------ Dataset extract
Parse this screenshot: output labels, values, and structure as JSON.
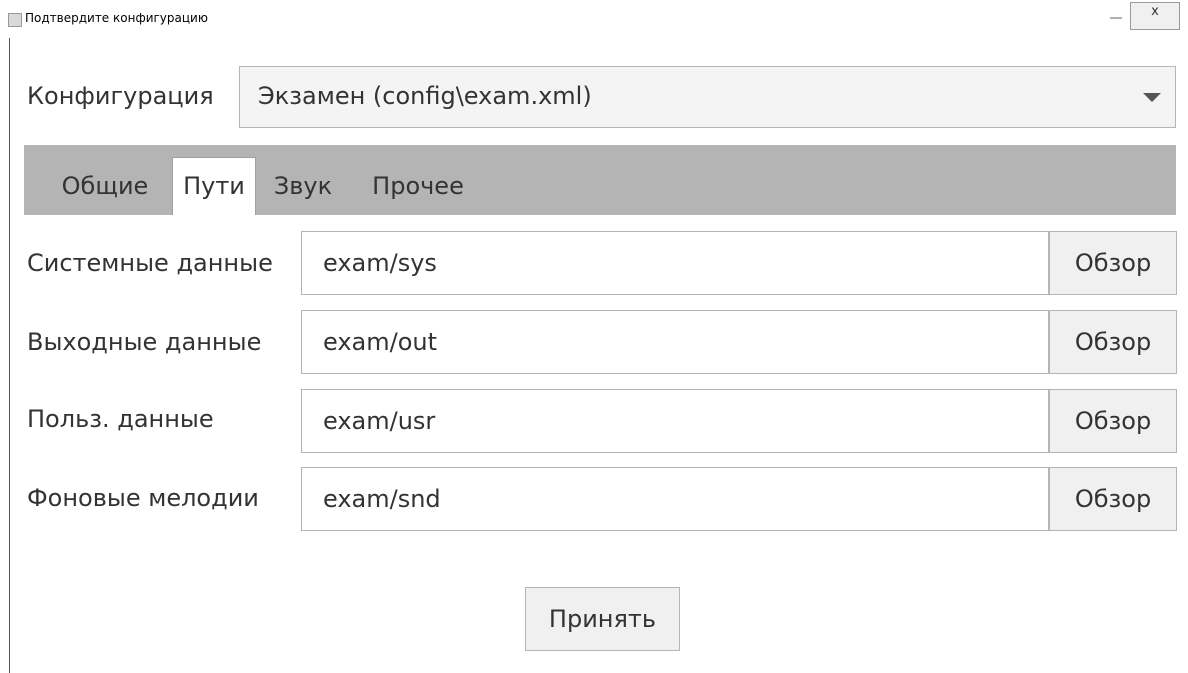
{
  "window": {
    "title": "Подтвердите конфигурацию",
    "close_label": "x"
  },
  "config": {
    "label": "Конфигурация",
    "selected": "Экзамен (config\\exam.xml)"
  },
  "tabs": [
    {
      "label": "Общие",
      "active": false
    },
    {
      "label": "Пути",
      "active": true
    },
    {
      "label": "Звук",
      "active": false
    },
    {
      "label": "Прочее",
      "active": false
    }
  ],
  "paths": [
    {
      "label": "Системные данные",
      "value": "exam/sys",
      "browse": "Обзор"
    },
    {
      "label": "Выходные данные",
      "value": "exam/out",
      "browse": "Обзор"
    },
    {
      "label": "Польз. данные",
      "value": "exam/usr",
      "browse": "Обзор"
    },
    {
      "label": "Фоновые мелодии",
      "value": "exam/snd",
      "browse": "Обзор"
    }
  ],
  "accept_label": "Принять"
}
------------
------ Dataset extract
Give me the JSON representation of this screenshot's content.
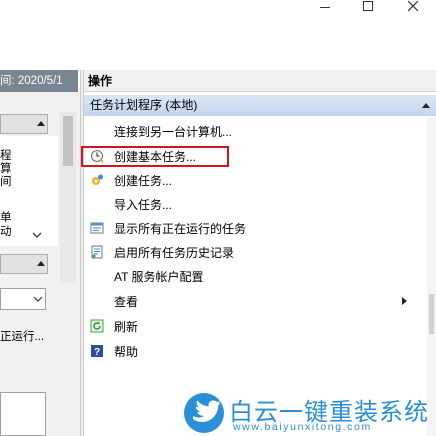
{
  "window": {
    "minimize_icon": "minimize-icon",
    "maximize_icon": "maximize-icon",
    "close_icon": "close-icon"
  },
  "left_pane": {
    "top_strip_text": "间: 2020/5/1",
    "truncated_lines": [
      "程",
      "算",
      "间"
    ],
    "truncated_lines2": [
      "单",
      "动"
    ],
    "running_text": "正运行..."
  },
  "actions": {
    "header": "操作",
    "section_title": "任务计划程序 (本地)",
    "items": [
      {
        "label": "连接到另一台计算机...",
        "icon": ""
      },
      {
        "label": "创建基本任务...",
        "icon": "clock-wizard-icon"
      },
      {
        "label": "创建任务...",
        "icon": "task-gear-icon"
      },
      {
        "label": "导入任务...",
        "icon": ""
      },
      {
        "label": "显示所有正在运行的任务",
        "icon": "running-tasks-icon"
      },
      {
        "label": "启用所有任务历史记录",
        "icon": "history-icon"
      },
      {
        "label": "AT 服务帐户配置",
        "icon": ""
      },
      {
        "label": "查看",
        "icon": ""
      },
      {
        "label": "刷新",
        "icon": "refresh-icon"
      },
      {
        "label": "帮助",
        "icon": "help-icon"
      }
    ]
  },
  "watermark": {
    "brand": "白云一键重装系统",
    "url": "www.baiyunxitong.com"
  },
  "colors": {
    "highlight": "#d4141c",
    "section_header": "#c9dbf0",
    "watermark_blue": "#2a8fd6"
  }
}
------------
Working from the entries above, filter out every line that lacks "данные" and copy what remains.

      "label": "Системные данные",
      "label": "Выходные данные",
      "label": "Польз. данные",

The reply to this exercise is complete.